LISTED RECORDS START
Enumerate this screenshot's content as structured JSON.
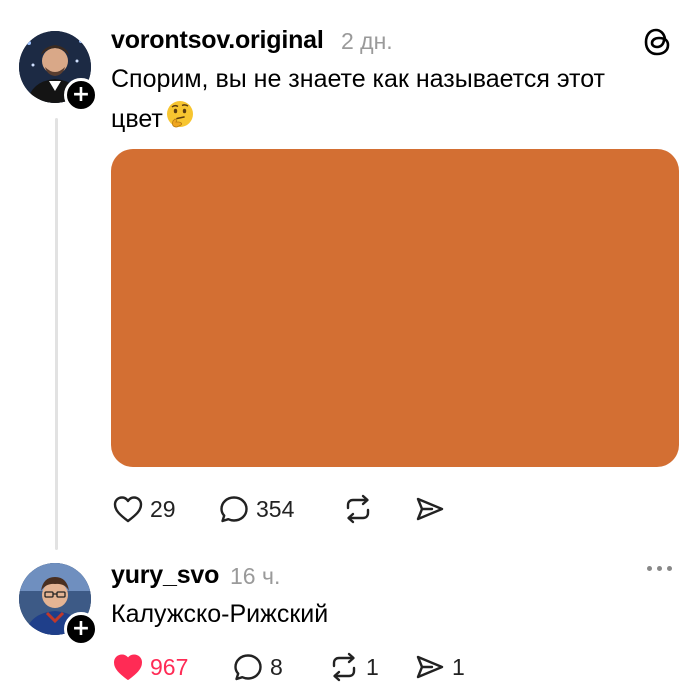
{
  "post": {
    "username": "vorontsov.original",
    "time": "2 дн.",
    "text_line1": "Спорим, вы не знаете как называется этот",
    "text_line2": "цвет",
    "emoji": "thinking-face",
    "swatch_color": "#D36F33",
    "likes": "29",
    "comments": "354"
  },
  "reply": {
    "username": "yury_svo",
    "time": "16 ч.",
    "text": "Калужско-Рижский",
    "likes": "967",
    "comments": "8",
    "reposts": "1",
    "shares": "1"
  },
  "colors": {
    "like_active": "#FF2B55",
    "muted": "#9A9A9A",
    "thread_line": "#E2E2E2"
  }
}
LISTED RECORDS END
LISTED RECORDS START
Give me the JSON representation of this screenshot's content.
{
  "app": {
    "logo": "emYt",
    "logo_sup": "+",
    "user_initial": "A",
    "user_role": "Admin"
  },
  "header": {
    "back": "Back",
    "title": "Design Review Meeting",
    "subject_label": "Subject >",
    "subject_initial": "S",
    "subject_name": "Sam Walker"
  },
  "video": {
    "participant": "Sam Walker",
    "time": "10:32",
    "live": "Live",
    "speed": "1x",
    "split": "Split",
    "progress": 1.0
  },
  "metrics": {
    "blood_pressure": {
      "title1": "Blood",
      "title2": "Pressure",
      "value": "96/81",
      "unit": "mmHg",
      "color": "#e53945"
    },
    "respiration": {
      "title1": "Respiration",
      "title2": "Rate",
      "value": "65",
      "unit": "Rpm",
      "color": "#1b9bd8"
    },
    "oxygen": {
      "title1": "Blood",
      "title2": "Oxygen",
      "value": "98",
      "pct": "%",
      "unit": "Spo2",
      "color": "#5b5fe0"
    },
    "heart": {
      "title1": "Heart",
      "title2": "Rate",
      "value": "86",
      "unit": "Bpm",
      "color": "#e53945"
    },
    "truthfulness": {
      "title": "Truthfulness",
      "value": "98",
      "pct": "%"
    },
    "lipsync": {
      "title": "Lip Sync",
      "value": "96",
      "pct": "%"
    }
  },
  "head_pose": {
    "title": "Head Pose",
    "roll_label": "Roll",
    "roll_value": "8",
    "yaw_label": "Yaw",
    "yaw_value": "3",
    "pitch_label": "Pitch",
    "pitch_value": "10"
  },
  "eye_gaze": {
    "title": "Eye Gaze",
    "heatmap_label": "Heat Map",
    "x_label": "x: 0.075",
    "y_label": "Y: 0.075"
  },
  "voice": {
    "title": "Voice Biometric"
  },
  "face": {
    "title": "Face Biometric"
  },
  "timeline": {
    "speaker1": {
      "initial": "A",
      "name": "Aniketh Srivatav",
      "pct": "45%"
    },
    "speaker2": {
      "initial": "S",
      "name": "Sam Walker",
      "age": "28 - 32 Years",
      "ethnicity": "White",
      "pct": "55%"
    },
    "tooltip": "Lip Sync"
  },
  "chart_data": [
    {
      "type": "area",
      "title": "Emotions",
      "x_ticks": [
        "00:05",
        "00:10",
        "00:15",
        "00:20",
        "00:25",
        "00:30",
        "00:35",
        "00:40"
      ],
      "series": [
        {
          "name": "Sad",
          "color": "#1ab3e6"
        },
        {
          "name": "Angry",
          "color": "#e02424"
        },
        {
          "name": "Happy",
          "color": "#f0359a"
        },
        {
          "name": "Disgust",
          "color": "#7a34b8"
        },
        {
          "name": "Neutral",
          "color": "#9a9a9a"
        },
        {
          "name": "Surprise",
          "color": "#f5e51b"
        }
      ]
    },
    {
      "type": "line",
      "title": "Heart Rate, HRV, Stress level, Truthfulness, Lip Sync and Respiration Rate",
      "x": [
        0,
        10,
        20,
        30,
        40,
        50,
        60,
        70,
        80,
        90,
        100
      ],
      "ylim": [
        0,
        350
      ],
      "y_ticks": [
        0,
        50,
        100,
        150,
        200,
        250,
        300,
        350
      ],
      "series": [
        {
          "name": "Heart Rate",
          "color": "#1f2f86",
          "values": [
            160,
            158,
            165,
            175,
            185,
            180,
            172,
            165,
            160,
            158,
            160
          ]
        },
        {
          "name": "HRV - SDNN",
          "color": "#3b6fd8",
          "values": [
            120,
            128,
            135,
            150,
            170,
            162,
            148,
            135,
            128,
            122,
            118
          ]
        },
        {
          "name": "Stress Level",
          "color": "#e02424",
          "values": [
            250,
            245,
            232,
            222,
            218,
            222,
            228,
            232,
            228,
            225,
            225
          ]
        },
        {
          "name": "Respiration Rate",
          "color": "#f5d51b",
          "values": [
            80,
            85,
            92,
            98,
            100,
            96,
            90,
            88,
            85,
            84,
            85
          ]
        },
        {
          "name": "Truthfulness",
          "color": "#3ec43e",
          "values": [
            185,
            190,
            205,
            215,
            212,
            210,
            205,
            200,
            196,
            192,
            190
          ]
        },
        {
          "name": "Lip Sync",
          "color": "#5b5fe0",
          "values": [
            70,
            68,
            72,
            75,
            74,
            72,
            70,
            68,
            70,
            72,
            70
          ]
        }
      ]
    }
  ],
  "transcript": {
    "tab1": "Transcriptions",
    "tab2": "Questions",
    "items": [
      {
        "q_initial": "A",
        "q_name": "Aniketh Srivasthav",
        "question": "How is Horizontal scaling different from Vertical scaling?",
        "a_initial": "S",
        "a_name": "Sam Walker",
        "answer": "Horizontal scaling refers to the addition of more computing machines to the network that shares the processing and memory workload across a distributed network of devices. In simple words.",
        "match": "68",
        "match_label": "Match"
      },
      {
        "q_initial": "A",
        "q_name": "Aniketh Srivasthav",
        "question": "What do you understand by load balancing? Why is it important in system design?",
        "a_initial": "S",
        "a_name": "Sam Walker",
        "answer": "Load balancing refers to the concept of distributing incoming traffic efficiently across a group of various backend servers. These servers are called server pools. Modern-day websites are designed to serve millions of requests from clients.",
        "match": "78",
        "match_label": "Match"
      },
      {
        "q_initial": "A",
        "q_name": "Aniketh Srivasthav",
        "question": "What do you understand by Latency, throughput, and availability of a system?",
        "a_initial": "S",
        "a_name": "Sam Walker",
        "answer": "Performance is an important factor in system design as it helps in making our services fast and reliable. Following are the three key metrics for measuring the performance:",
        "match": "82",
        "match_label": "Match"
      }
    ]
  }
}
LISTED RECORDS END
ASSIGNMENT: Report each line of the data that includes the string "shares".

RESULT:
    "shares": "1"
        "answer": "Horizontal scaling refers to the addition of more computing machines to the network that shares the processing and memory workload across a distributed network of devices. In simple words.",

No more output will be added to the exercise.